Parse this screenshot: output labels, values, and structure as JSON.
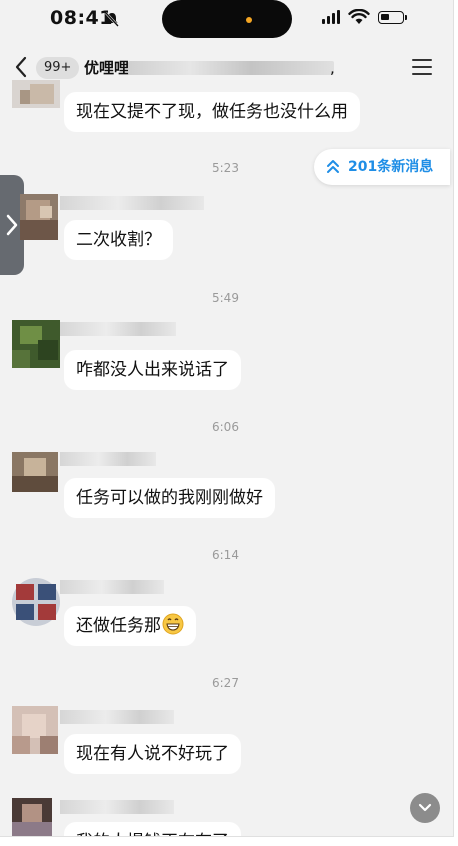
{
  "status_bar": {
    "time": "08:41"
  },
  "header": {
    "unread_badge": "99+",
    "title": "优哩哩",
    "title_suffix": ","
  },
  "new_messages": {
    "label": "201条新消息"
  },
  "messages": [
    {
      "text": "现在又提不了现，做任务也没什么用"
    },
    {
      "time": "5:23",
      "text": "二次收割？"
    },
    {
      "time": "5:49",
      "text": "咋都没人出来说话了"
    },
    {
      "time": "6:06",
      "text": "任务可以做的我刚刚做好"
    },
    {
      "time": "6:14",
      "text": "还做任务那"
    },
    {
      "time": "6:27",
      "text": "现在有人说不好玩了"
    },
    {
      "text": "我的人提钱正在有了"
    }
  ],
  "icons": {
    "back": "chevron-left-icon",
    "menu": "hamburger-menu-icon",
    "new_messages": "double-chevron-up-icon",
    "side_tab": "chevron-right-icon",
    "scroll_down": "chevron-down-icon",
    "emoji": "grinning-face-emoji"
  },
  "colors": {
    "accent": "#1f8ee6",
    "background": "#f2f2f2",
    "bubble": "#ffffff"
  }
}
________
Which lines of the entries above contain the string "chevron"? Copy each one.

    "back": "chevron-left-icon",
    "new_messages": "double-chevron-up-icon",
    "side_tab": "chevron-right-icon",
    "scroll_down": "chevron-down-icon",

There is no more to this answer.